"In fact, Ken Dreifach, the former chief of the Internet Bureau for New York AG's office, was quoted on the record as stating that "even advertisers with layers of affiliate networks, sub-affiliate networks and independent contractors can still be found liable if any link in the chain is found to have acted illegally."
The article includes some due diligence tips to monitor your affiliates' practices, like:
- Standardize email templates for CAN-SPAM compliance
- "Seed" your email lists to make sure that emails sent out are CAN-SPAM compliant
- Use brand-monitoring services
We've got some tips of our own, if you're going to allow affiliates to do your marketing for you:
- Don't do it
- If you really have to do it, don't use anybody that uses the word, "blast." As in, "yeah, we can blast that out for ya." That's always a bad sign that they're not very interested in the permission aspect of email.
Email Showcase: Rooftop Comedy
From time to time, we like to highlight some of our customers' cool campaigns on our site. This latest showcase is from Rooftop Comedy. If you're a fan of Chris Porter ("Why is Willy Wonka on the stage?") on the Last Comic Standing TV show, you'll like this campaign.
Really cool because:
1. They use a tease to a video in their email.
2. It only uses one image.

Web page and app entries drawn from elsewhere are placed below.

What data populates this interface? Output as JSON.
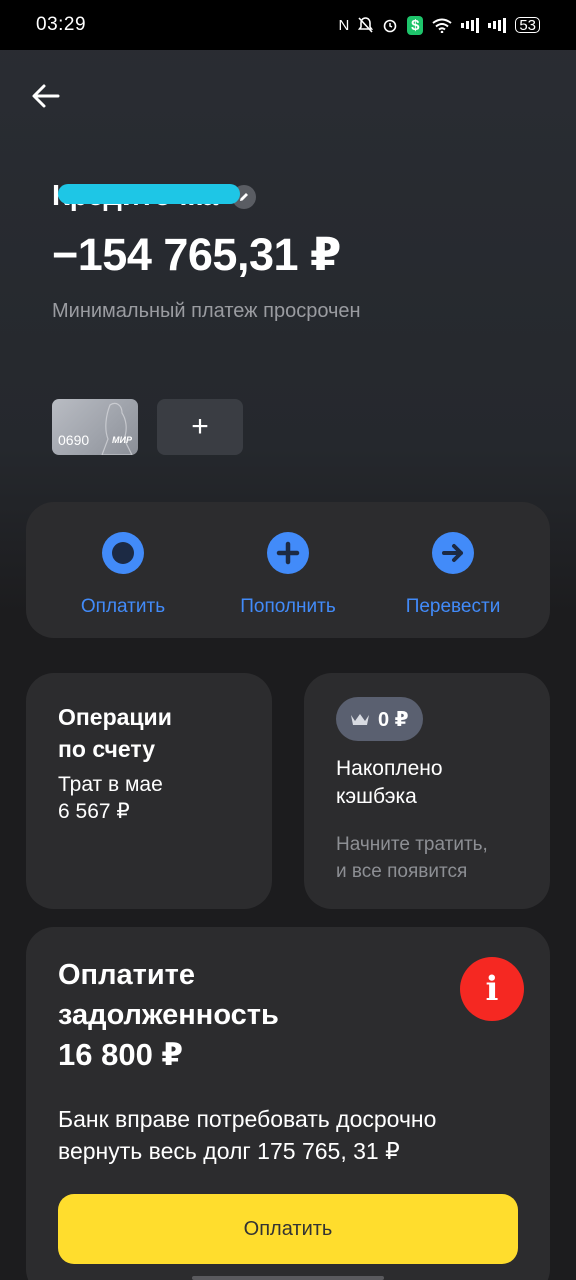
{
  "status_bar": {
    "time": "03:29",
    "battery": "53"
  },
  "account": {
    "title": "Кредиточка",
    "balance": "−154 765,31 ₽",
    "subtitle": "Минимальный платеж просрочен"
  },
  "card": {
    "number": "0690",
    "system": "МИР",
    "add_label": "+"
  },
  "actions": [
    {
      "label": "Оплатить",
      "icon": "circle-icon"
    },
    {
      "label": "Пополнить",
      "icon": "plus-icon"
    },
    {
      "label": "Перевести",
      "icon": "arrow-right-icon"
    }
  ],
  "operations": {
    "title_line1": "Операции",
    "title_line2": "по счету",
    "spent_label": "Трат в мае",
    "spent_value": "6 567 ₽",
    "bar_fill_fraction": 1.0,
    "bar_color": "#1ec6e6"
  },
  "cashback": {
    "badge": "0 ₽",
    "title_line1": "Накоплено",
    "title_line2": "кэшбэка",
    "hint_line1": "Начните тратить,",
    "hint_line2": "и все появится"
  },
  "debt": {
    "title_line1": "Оплатите",
    "title_line2": "задолженность",
    "amount": "16 800 ₽",
    "text_line1": "Банк вправе потребовать досрочно",
    "text_line2": "вернуть весь долг 175 765, 31 ₽",
    "pay_label": "Оплатить",
    "alert_glyph": "i"
  },
  "colors": {
    "accent_blue": "#428bf9",
    "pay_yellow": "#ffdd2d",
    "alert_red": "#f52822"
  }
}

One.
It's uncensored, with lots and lots of inappropriate language and it's so politically incorrect.
So yeah, it's really funny.
About Rooftop Comedy:
Rooftop Comedy was founded by one comic, some internet geeks, and former broadcasters. We're doing something that hasn't been done before: bringing live comedy, swearing and all, to a larger audience.
Tweaks To MailChimp's Interface
MailChimp Users: Some of you might have noticed some slight changes to your Create Campaign Screen interface today. As you probably already guessed, we did it to accomodate our upcoming multiple lists functionality. We also thought it was time to update the design a little (it was starting to look like an old dinosaur there). And while we were in the code, we optimized a few things to make it load a lot faster for you. For a sneak-peek at what's still on the way:
Learn From Spammers
We've written so many posts and tips and case studies on writing better subject lines, and avoiding spam filters. You know, the usual stuff like, "avoid using ALL CAPS BECAUSE THAT'S LIKE YELLING" and "don't use too many exclamation points!!!!"
But sometimes, it's just easier to watch someone else screw up.
So if you're new to email marketing, and you want to learn how to write good subject lines that don't get spam filtered, here's a quick tip:
Download Excel Reports Faster
If you like to download the Microsoft Excel formatted reports for each of your MailChimp campaigns (like to merge them all into one gigantic spreadsheet or something) we've made it a little easier to download them. You no longer have to click into each campaign to get to the big "Download Excel" button.
Just go to your "Reports" tab, and you'll find a little excel icon next to each campaign. Right click and "save as" for each report you want to download.
Email Newsletters: Surviving Inbox Congestion
It's got some neat email newsletter usability case studies, including another one of those eye-tracking "heat map" screenshots, showing where the human eye goes on the screen when reading an email newsletter (here's another heat map study, but this one's animated).
All kinds of interesting stats there, like:
- the average time allocated to a newsletter after opening it was only 51 seconds
- participants fully read only 19% of newsletters
- On average, users maintained 3.1 email accounts each, using different accounts for different purposes.
Full article at: